ACTIVITY: Copy every line of the data in which the word "Portland" occurs.

Web page and app entries
====

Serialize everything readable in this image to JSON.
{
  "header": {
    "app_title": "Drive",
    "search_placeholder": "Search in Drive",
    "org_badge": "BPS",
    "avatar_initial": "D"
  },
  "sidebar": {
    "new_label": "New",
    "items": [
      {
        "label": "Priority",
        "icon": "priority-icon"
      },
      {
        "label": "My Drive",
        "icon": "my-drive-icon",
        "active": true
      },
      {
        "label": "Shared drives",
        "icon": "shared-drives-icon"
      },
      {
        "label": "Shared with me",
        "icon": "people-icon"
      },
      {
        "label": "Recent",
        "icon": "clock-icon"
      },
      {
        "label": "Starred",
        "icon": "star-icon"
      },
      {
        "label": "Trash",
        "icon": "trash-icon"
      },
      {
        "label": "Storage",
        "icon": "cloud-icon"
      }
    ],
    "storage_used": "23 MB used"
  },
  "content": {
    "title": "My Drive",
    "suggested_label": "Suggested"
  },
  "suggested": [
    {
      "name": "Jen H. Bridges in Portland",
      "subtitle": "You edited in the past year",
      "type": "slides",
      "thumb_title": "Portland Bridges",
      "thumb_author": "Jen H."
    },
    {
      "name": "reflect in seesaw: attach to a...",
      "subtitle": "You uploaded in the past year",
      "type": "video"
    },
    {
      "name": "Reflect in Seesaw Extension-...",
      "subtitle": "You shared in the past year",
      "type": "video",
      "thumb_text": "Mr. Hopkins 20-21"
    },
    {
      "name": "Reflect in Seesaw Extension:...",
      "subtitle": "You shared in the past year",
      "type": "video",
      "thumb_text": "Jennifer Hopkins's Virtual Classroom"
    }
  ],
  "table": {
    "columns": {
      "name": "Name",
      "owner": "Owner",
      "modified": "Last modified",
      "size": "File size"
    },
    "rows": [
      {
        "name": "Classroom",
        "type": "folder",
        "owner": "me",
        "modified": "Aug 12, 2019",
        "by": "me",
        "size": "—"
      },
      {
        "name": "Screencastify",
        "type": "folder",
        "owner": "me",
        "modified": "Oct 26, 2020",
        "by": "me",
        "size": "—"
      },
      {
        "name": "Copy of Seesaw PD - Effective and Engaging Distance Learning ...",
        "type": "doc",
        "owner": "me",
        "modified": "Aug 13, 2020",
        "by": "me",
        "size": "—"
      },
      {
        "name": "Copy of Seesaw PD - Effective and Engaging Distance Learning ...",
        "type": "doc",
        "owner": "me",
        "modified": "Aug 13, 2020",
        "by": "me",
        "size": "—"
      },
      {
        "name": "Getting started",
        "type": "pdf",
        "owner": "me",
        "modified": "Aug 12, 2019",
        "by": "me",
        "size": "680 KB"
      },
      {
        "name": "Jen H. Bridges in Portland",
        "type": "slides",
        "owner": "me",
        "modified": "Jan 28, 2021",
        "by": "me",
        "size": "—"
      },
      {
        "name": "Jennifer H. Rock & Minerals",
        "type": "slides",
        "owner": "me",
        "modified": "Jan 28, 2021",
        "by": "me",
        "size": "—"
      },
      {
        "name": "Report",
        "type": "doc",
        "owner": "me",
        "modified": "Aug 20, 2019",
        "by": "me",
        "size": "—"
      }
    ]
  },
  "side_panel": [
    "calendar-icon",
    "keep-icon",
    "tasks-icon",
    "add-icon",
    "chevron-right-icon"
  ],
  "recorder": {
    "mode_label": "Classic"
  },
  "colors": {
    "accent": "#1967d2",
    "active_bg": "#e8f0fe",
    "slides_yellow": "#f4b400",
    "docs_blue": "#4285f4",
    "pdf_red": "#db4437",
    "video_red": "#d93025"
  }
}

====

SOLUTION TO THIS EXERCISE:
      "name": "Jen H. Bridges in Portland",
      "thumb_title": "Portland Bridges",
        "name": "Jen H. Bridges in Portland",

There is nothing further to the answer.